Seven Mile Bridge sits about half way down the Florida Keys.
Biking Marathon and Seven Mile Bridge

Day two started by cycling through the town of Marathon, a 10-mile jaunt mostly along bike paths. A great side trip is down Sombrero Beach Blvd. at Mile Marker 50 where a two-mile bike trail takes you to Sombrero Beach. Sombrero Beach is a city park and includes bathrooms and picnic tables. It’s also a good place to snorkel. Hurricane Irma caused extensive damage here but as of December things were largely reopened.

Navigate back to Highway 1 and follow the bike path to Mile Marker 47, the start of Seven Mile Bridge. If there was a stretch you could skip while biking the Florida Keys it would be this one. For seven miles you’re pedaling on the shoulder of Highway 1 hoping you don’t get a flat and hoping that motorists are paying attention to the road and not awestruck by the scenery. But it’s the only way to make the bike ride down the Keys so just grin and bike it.

You’ll bike beside the old Seven Mile Bridge, considered an engineering marvel when originally built to connect Henry Flagler’s railroad down to Key West. The old bridge and the island of Pigeon Key are on the National Historic Register. The five-acre Pigeon Key was home base for railroad workers and now serves as a historic site. The only access is via ferry from Mile Marker 47. Ferry times are limited so check this website if you want to include a trip to Pigeon Key on your bike ride.

After crossing Seven Mile Bridge plan to visit Bahai Honda State Park.
Florida Keys bike tour stop at Bahia Honda State Park
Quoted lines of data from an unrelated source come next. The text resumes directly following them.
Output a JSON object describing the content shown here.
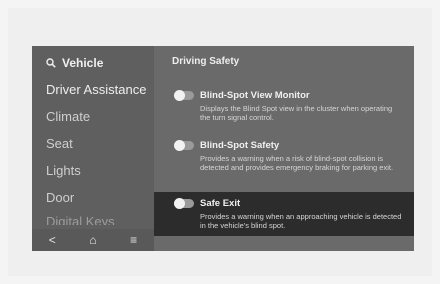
{
  "sidebar": {
    "title": "Vehicle",
    "items": [
      {
        "label": "Driver Assistance"
      },
      {
        "label": "Climate"
      },
      {
        "label": "Seat"
      },
      {
        "label": "Lights"
      },
      {
        "label": "Door"
      },
      {
        "label": "Digital Keys"
      }
    ],
    "nav": {
      "back": "<",
      "home": "⌂",
      "menu": "≡"
    }
  },
  "content": {
    "title": "Driving Safety",
    "options": [
      {
        "title": "Blind-Spot View Monitor",
        "description": "Displays the Blind Spot view in the cluster when operating the turn signal control.",
        "enabled": false
      },
      {
        "title": "Blind-Spot Safety",
        "description": "Provides a warning when a risk of blind-spot collision is detected and provides emergency braking for parking exit.",
        "enabled": false
      },
      {
        "title": "Safe Exit",
        "description": "Provides a warning when an approaching vehicle is detected in the vehicle's blind spot.",
        "enabled": false
      }
    ]
  },
  "colors": {
    "screen_bg": "#6a6a6a",
    "sidebar_bg": "#5f5f5f",
    "selected_option_bg": "#2c2c2c"
  }
}
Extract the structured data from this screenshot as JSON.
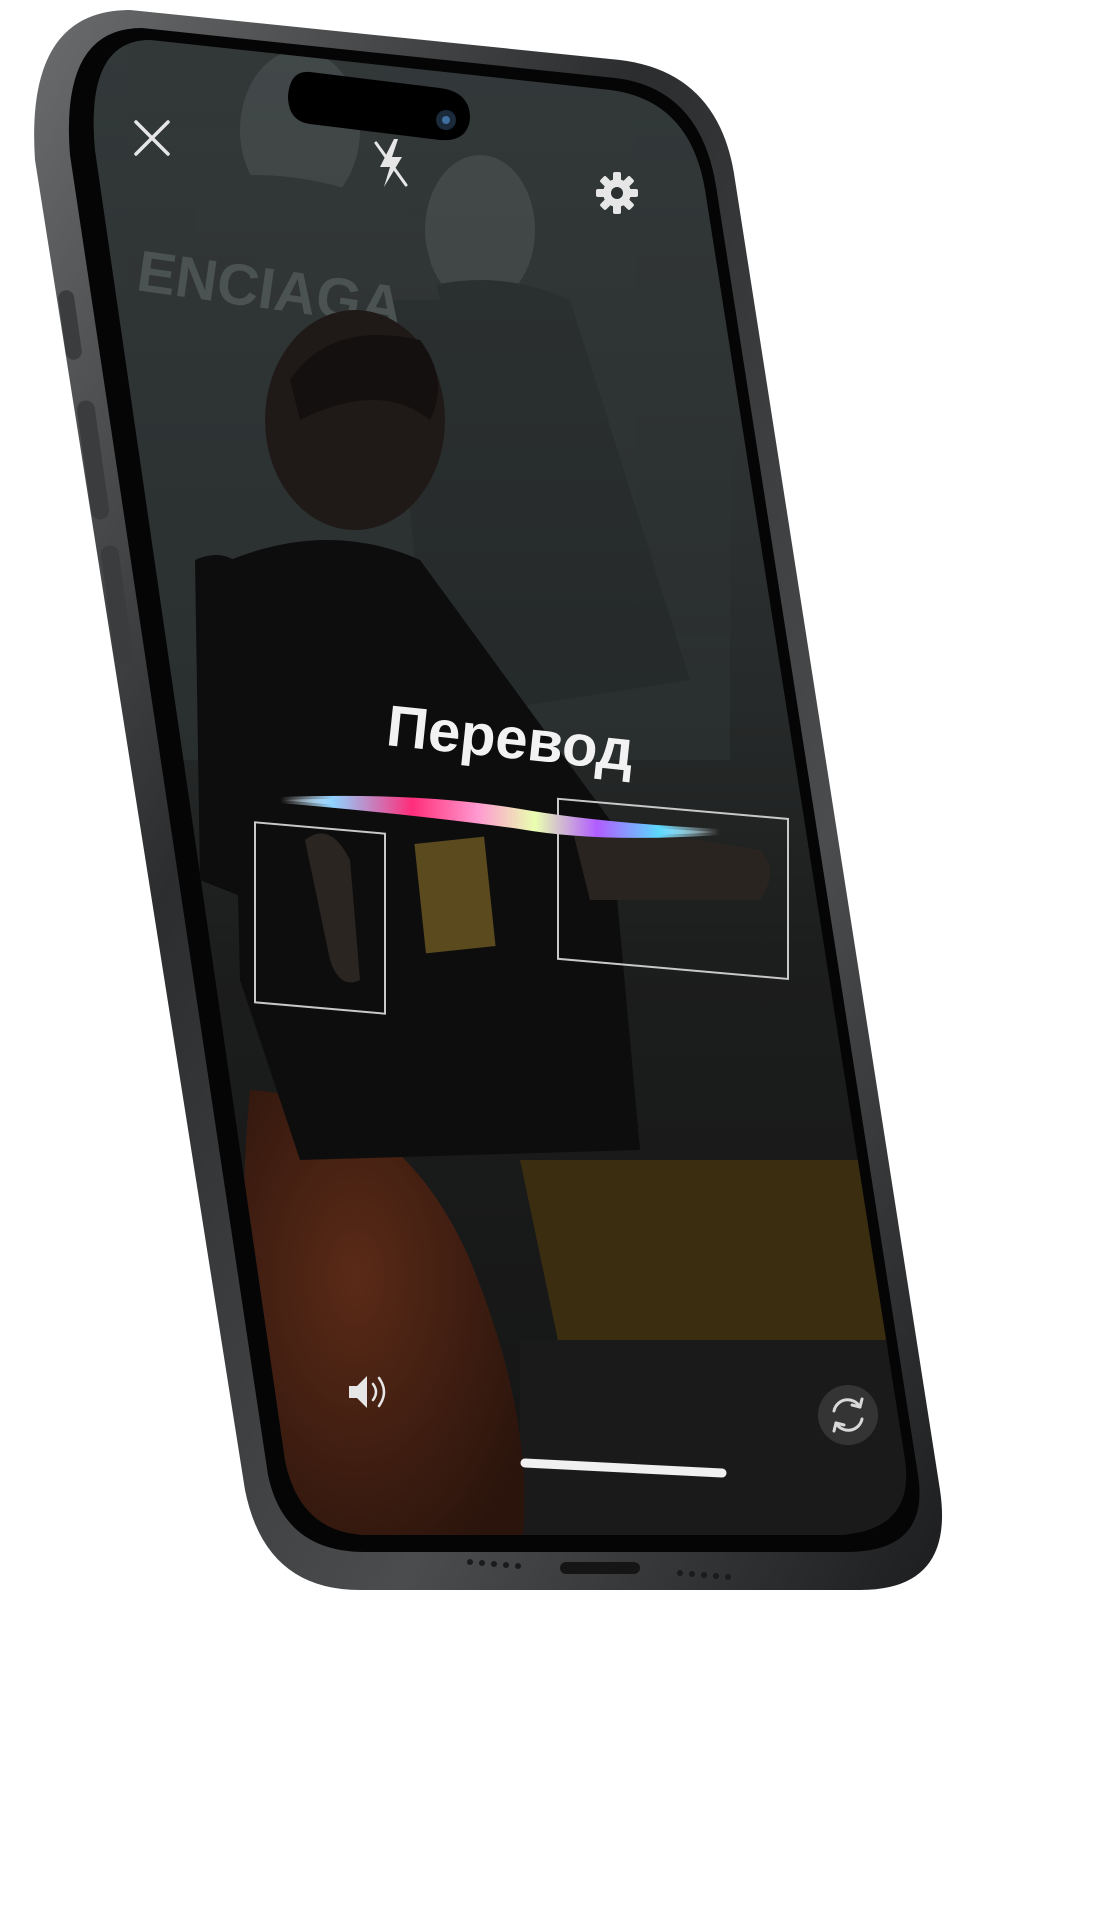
{
  "app": {
    "caption": "Перевод"
  },
  "top_bar": {
    "close_icon": "close-icon",
    "flash_icon": "flash-off-icon",
    "settings_icon": "gear-icon"
  },
  "bottom_bar": {
    "sound_icon": "speaker-icon",
    "switch_camera_icon": "switch-camera-icon"
  },
  "camera_scene": {
    "background_sign_text": "ENCIAGA",
    "detections": [
      {
        "label": "left-hand"
      },
      {
        "label": "right-hand"
      }
    ]
  },
  "colors": {
    "siri_wave": [
      "#3fa9ff",
      "#ff2d7a",
      "#ffd84a",
      "#5cffd0",
      "#b15cff"
    ],
    "frame": "#2a2c2e"
  }
}
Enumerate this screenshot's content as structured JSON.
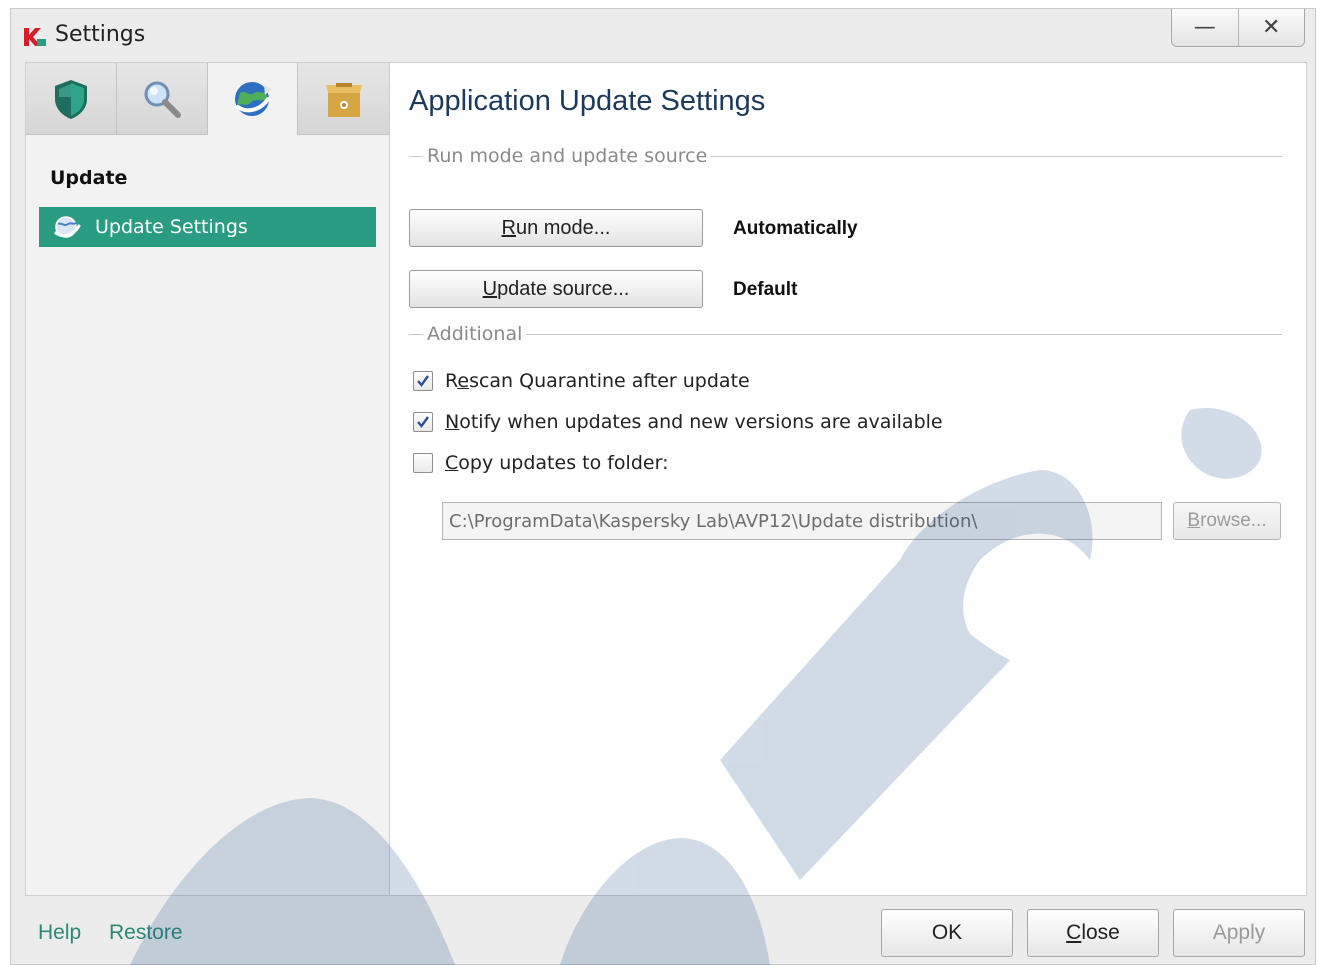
{
  "window": {
    "title": "Settings",
    "minimize_glyph": "—",
    "close_glyph": "✕"
  },
  "sidebar": {
    "tabs": [
      {
        "icon": "shield-icon"
      },
      {
        "icon": "magnifier-icon"
      },
      {
        "icon": "globe-update-icon",
        "active": true
      },
      {
        "icon": "box-icon"
      }
    ],
    "section": "Update",
    "items": [
      {
        "label": "Update Settings",
        "icon": "update-globe-icon",
        "selected": true
      }
    ]
  },
  "main": {
    "title": "Application Update Settings",
    "run_group": {
      "header": "Run mode and update source",
      "run_mode_button": {
        "prefix": "",
        "accel": "R",
        "rest": "un mode..."
      },
      "run_mode_value": "Automatically",
      "update_source_button": {
        "prefix": "",
        "accel": "U",
        "rest": "pdate source..."
      },
      "update_source_value": "Default"
    },
    "additional_group": {
      "header": "Additional",
      "options": [
        {
          "accel_prefix": "R",
          "accel": "e",
          "rest": "scan Quarantine after update",
          "checked": true
        },
        {
          "accel_prefix": "",
          "accel": "N",
          "rest": "otify when updates and new versions are available",
          "checked": true
        },
        {
          "accel_prefix": "",
          "accel": "C",
          "rest": "opy updates to folder:",
          "checked": false
        }
      ],
      "folder_path": "C:\\ProgramData\\Kaspersky Lab\\AVP12\\Update distribution\\",
      "browse": {
        "accel": "B",
        "rest": "rowse..."
      }
    }
  },
  "footer": {
    "help": "Help",
    "restore": "Restore",
    "ok": "OK",
    "close": {
      "accel": "C",
      "rest": "lose"
    },
    "apply": "Apply"
  },
  "colors": {
    "accent": "#2a9c82",
    "link": "#2a8a73",
    "title": "#1d3a5a",
    "watermark": "#1e4f8f"
  },
  "watermark_text": "edco"
}
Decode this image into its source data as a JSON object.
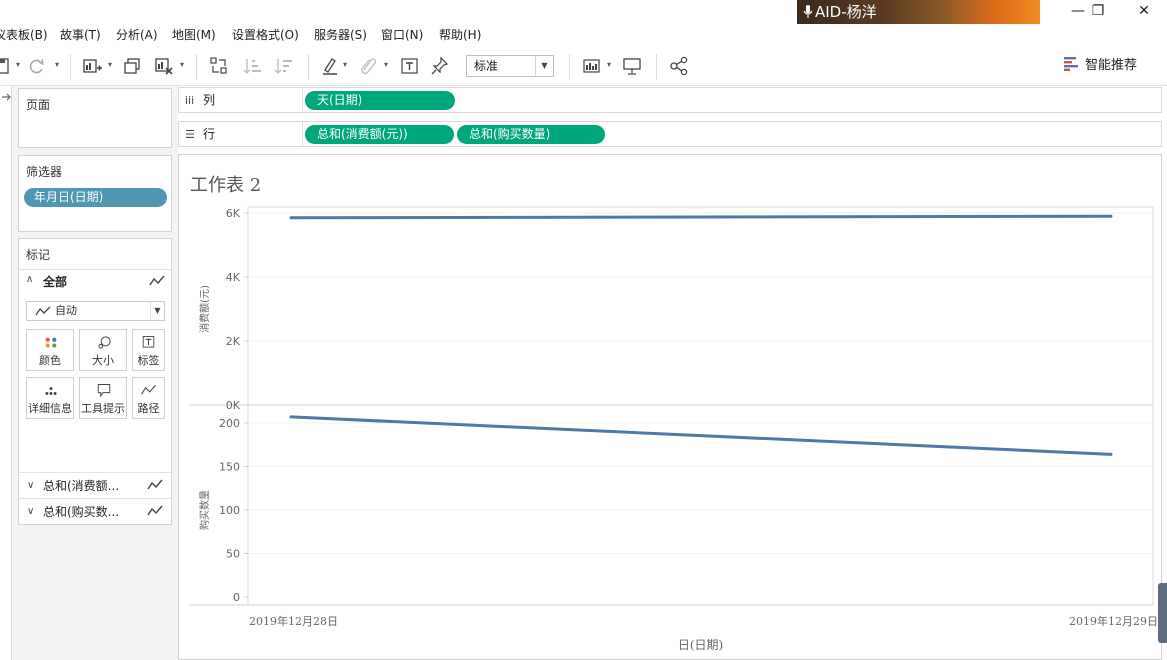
{
  "menubar": {
    "items": [
      "仪表板(B)",
      "故事(T)",
      "分析(A)",
      "地图(M)",
      "设置格式(O)",
      "服务器(S)",
      "窗口(N)",
      "帮助(H)"
    ],
    "badge": "AID-杨洋",
    "window_buttons": [
      "—",
      "❐",
      "✕"
    ]
  },
  "toolbar": {
    "fit_label": "标准",
    "smart_label": "智能推荐"
  },
  "pages_card": {
    "title": "页面"
  },
  "filters_card": {
    "title": "筛选器",
    "pill": "年月日(日期)"
  },
  "marks_card": {
    "title": "标记",
    "all_label": "全部",
    "mark_type": "自动",
    "buttons": [
      "颜色",
      "大小",
      "标签",
      "详细信息",
      "工具提示",
      "路径"
    ],
    "measures": [
      "总和(消费额...",
      "总和(购买数..."
    ]
  },
  "shelves": {
    "columns_label": "列",
    "rows_label": "行",
    "columns_pill": "天(日期)",
    "rows_pills": [
      "总和(消费额(元))",
      "总和(购买数量)"
    ]
  },
  "sheet": {
    "title": "工作表 2"
  },
  "chart_data": {
    "type": "line",
    "x": [
      "2019年12月28日",
      "2019年12月29日"
    ],
    "xlabel": "日(日期)",
    "line_color": "#4e79a7",
    "grid": true,
    "panes": [
      {
        "ylabel": "消费额(元)",
        "ylim": [
          0,
          6000
        ],
        "ticks": [
          0,
          2000,
          4000,
          6000
        ],
        "tick_labels": [
          "0K",
          "2K",
          "4K",
          "6K"
        ],
        "values": [
          5850,
          5900
        ]
      },
      {
        "ylabel": "购买数量",
        "ylim": [
          0,
          200
        ],
        "ticks": [
          0,
          50,
          100,
          150,
          200
        ],
        "tick_labels": [
          "0",
          "50",
          "100",
          "150",
          "200"
        ],
        "values": [
          207,
          164
        ]
      }
    ]
  }
}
Plan on making a stop at the end of Seven Mile Bridge at Bahia Honda State Park. We spent a couple of hours here visiting the beaches and walking up to the steel truss railroad bridge which opened to train traffic in 1912 and was later double decked to accommodate cars. The park has food, restrooms, wifi and and offers kayak rental and snorkeling tours.

Bike four miles off Highway 1 to find No Name Pub.
Dollar bills cover the entire interior of No Name Pub.
Florida Keys bike tour stop at No Name Pub

Back on the Highway 1 bike path, your next destination of note is Big Pine at Mile Marker 31. Exit here to No Name Key and bike the island four miles to No Name Pub. The site traces its history to 1931 when it opened as a bait shop and general store. In 1936 a restaurant was added and has operated from the site ever since.

At the time it opened, the only way vehicles reached Key West was via a ferry which docked nearby and everyone had to pass No Name Pub on the way south. Bridges replaced the ferry but the crowd kept coming despite the obscure location. Want a place off the beaten path? This is it. The food is surprisingly good. And dollar bills cover ever inch of the interior with people’s names and messages. The wait staff will bring you markers and a stapler so you can add your bill to the collection.

No Name Pub owners say the dollar bills began collecting this way: “The 1970s and 80s were a rowdy time of our history.  Jimmy Buffett played on the juke box while people would drink, eat and dance to excess in the Pub. There was a lot of illegal money passing through the Keys back then and everyone loved to spend it. They had so much money in fact they started hanging it on our walls.” Truth or folklore? We don’t know. But it makes for a great story.

We filled our bellies with food and beer. Fortunately it was just a few miles to our stop for the night … Looe Key Reef Resort & Dive Center. “Resort” is not what you think. While you won’t find them in Travel and Leisure’s list of World’s Best Resort Hotels, this is a first rate dive shop and boat charter operation which bills itself as a diver’s hotel. As long as your expectations are realistic, this is a fun place to stay. The Tiki Bar and Grill is on the property so once we parked our bicycles we were set for the night.

Day three coming soon – Onward to Key West

The post Florida Keys Bike Tour – Marathon to Looe Key appeared first on Wandering Rose Travels.

Read Full Article
Visit website

Read for later

Articles marked as Favorite are saved for later viewing.
close
  • Show original
  • .
  • Share
  • .
  • Favorite
  • .
  • Email
  • .
  • Add Tags 

Separate tags by commas
To access this feature, please upgrade your account.
Start your free year
Free Preview